Google's mantra, 'Don't be evil', is currently under scrutiny in light of the Competition Commission of India's (CCI) recent charges. The commission has Google with abusing its dominant market position to rig search results.
If found guilty, Google, the world's largest search provider, could face a fine of up to $1.4 billion - roughly 10 percent of their income. Google had posted a turnover of $66 billion and a net income of $14 billion in the last financial year.
Google stands accused on two charges - one that its own products and content supersede the relevance of a user's search. This means that if one searched for 'travel', one would be presented with Google content rather than more popular websites for travel.
The second has to do with advertising. Sponsored links almost always supersede content actually searched for. So search results were more reflective of how much companies spend on advertisements on Google rather than the website's relevance to the user's search query.
As part of the investigations, the CCI has reached out to multiple prominent online businesses for feedback on Google's practices. These included players such as Facebook, MakeMyTrip as well as Flipkart.
In its story, The Economic Times, which had access to the initial report, has quoted submissions from Flipkart as well as Facebook that corroborate the CCI allegations. Microsoft has also allegedly produced a large statement that backs the charges against Google.
The Google representative, however, have contended that these selective statements are not reflective of the overall sentiment of the responses. Google contends that the overall picture put forth by the various statements do not paint quite as guilty a picture.
These testimonies are part of the CCI Director General's (DG) initial report on the case. Google also added that the report was meant to be confidential.
While the report is a recent development, the case itself has been before the CCI for close to three years now. The allegations were first brought to the CCI's notice by Bharat Matrimony as well as Consumer Unity and Trust Society, a local non-profit organisation in 2012.
What's taken so long? Google for its part doesn't seem to be helping investigators make any headway. The company was fined Rs 1 crore by the CCI in 2014 for non-cooperation.
A spokesman for Google issued the following statement: "We're currently reviewing this report from the CCI's ongoing investigation. We continue to work closely with the CCI and remain confident that we comply fully with India's competition laws."
Google now has until 10 September to respond to the report's findings. One week later, Google as well as the complainants will appear before a seven-member board, headed by CCI chairman Ashok Chawla, to plead their case.

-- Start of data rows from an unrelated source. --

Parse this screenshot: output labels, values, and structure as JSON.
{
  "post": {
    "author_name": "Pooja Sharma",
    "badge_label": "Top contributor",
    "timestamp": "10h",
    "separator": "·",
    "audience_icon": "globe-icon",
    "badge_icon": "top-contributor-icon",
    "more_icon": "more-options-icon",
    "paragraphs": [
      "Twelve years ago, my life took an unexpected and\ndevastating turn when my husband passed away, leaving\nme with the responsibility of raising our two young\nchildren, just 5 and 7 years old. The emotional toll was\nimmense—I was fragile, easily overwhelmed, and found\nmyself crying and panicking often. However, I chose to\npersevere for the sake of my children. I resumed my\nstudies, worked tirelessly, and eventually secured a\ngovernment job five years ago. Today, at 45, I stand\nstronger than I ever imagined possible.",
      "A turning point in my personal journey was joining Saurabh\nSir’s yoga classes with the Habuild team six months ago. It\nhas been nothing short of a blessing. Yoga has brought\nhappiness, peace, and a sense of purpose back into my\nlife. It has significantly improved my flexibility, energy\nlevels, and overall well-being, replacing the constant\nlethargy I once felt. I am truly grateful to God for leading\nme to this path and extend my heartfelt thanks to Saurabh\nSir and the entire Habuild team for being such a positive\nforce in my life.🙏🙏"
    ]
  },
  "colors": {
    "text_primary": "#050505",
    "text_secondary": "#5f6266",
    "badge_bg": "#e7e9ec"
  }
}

While the impending dates make it seem like this case is nearing its end, both Google and the CCI have made it clear that this is not the case. For its part, Google has stated that "it's still early days".
Ashok Chawla, the CCI chairman also stated that "The process is fairly lengthy, it is a quasi-judicial process. We have to hear the parties involved and then decide. It will take quite some time."
Further, the DG report is, indeed, not binding - The CCI is at liberty to ask for further investigations, reject the DG report outright or accept only parts of it. The CCI has rejected multiple DG reports in different cases in the past.
India isn't the first country to pull Google up on antitrust charges. The company has had to fight protracted battles in the US, Brazil, Germany and Egypt - but has emerged unscathed in them all. In the US, regulators ruled that there wasn't enough proof that consumers suffered, while Brazilian authorities ruled that consumers had the choice of using alternate search engines.
However, Google is currently facing the music in the EU. The European Commission has moved an antitrust case against Google for similar reasons. A separate investigation has also been launched into Google's Android operating system.
Interestingly, Centre for European Reform, a pro-EU think tank has published a study showing that Google's search algorithm has actually helped European consumers spend 2.9 percent less.
If found guilty, EU authorities could fine Google up to $6.7 billion - 10 percent of its global revenue.
The $1.4 billion fine in India may not seem much in comparison, but will be a further blow to Google's perfect image.